In early 1973, SAE introduced the 50- watt/channel Model 31B, which started a new trend in amplifier design. The 31B was the first to use fully complementary circuitry from input to output, including a complementary differential input amplifier. In 1974, the 31B’s designer, James Bongiorno, formed The Great American Sound Company, where he produced Ampzilla, could be assembled from a kit. (Bongiorno later founded Sumo, as well.) Fully complementary circuitry has been used in many subsequent solid-state de signs, right up to the present day.
Other circuits and devices helped improve the sound of solid-state amps during the last two decades. Cascode connection yielded amplifier stages with reduced input capacitance, wider band width, greater linearity, and higher gain. Class-A output stages were joined by more efficient quasi-Class-A designs, including those with sliding bias. Many amps now use little or no global feed back. More and more output stages were designed with high current capability. Better passive components became available, as did improved active de vices, such as MOS-FETs and insulated gate bipolar transistors (which combine I FET inputs with bipolar outputs).
During the late ‘70s, Infinity produced a Class-D, or switching, amp; Sony introduced one soon after. Switching amps have great efficiency because they treat the signal as a chain of full-amplitude pulses, altering the audio output’s amplitude by changing the pulses’ duty cycle. John Ulrich, one of the principal designers of the original Infinity amplifier, currently makes a very good-sounding high-power switching amplifier under the Spectron name. Infinity gave up on switching amps for a long time but has recently been making them for car stereo; others offer Class-D car amps, too.
Another technique to enhance efficiency, output-stage power supplies with multi-tiered supply rails, appeared at about this time. In multi-tier designs, the voltage to the output transistors is switched up or down to meet the demands of the signal; examples include Class-G and Class-H designs and Carver’s Magnetic Field Amplifiers (his 6¼-inch cube, which could produce 200 watts per channel, is shown below). More recent designs from Carver’s fertile mind use modulated switching power supplies that continuously track the output voltage. This keeps the supply voltage across the output transistors low and constant, yielding high efficiency.
Transistor amps have always had better steady-state measurements and higher power than tube amps. Nevertheless, many listeners in the late ‘60s and early ‘70s felt that transistor amplifiers didn’t sound as musically satisfying as most tube designs. My own experience through this period, as a designer and later as a reviewer for Audio, bore this out. To day, most critics would probably agree that the current high-performance solid-state amplifiers are musically satisfying and realistic. Despite my special fondness for the sound of good tube amps, I have certainly found this to be true.

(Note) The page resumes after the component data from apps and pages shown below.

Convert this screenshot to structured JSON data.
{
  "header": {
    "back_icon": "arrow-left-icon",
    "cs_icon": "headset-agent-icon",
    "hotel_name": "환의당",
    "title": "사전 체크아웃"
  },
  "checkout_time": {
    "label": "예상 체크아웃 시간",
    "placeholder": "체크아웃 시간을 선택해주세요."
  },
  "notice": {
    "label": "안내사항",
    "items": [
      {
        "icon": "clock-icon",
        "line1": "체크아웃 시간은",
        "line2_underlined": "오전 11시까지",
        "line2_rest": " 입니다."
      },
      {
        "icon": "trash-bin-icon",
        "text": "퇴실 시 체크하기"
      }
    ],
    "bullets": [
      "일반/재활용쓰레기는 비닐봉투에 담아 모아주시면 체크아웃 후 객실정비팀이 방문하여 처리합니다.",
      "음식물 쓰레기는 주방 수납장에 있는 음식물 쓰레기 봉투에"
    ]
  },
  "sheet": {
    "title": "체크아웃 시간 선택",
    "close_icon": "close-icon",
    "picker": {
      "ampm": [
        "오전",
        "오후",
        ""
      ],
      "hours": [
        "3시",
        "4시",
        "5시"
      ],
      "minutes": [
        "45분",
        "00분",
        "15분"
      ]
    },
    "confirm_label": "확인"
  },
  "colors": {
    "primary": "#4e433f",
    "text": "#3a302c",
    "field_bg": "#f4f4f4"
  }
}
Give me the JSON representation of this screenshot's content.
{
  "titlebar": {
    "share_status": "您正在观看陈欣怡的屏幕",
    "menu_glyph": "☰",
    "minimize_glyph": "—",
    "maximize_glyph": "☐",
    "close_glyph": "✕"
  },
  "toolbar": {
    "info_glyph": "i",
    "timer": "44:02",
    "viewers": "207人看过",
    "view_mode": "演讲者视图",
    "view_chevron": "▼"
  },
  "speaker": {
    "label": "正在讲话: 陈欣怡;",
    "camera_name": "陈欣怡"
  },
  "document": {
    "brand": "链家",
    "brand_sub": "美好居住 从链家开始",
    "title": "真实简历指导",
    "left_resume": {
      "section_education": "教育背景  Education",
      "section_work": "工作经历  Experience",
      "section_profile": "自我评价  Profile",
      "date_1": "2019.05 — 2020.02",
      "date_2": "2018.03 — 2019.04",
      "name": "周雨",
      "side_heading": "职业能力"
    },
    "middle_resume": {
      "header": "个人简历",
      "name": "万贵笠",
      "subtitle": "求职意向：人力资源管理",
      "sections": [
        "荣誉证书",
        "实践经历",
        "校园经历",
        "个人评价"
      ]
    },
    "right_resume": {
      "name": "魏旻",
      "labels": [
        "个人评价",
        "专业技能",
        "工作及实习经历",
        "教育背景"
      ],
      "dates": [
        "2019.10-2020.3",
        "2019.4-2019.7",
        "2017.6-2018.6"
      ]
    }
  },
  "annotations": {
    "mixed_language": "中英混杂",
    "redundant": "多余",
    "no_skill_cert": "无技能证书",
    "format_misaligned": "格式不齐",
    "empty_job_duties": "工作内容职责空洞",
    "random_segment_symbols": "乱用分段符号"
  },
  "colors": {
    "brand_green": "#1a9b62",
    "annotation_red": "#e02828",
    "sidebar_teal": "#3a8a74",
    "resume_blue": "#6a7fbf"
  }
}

Yet a tube resurgence has occurred in the last ten years, bringing this amp history full circle. Tube amps and - preamps be come more and more numerous each year. Recently there’s even been a trend toward single-ended designs, the predecessors of the more common push-pull amplifiers. Proponents claim that single-ended amps sound more lifelike and believable, although their low power makes them practical only for high-efficiency speakers. Even solid-state single-ended amps are available, notably those de signed by Nelson Pass of Pass Labs, whose topologies have been ingeniously modified to yield fairly high power while keeping down the even harmonics that raise the THD measurements of single- ended tube designs.
All in all, it’s been an interesting 50 years of amplifier development, and I feel privileged to have been a part of it for 35 of those years. May the next half century of audio bring even more interesting and exciting advances.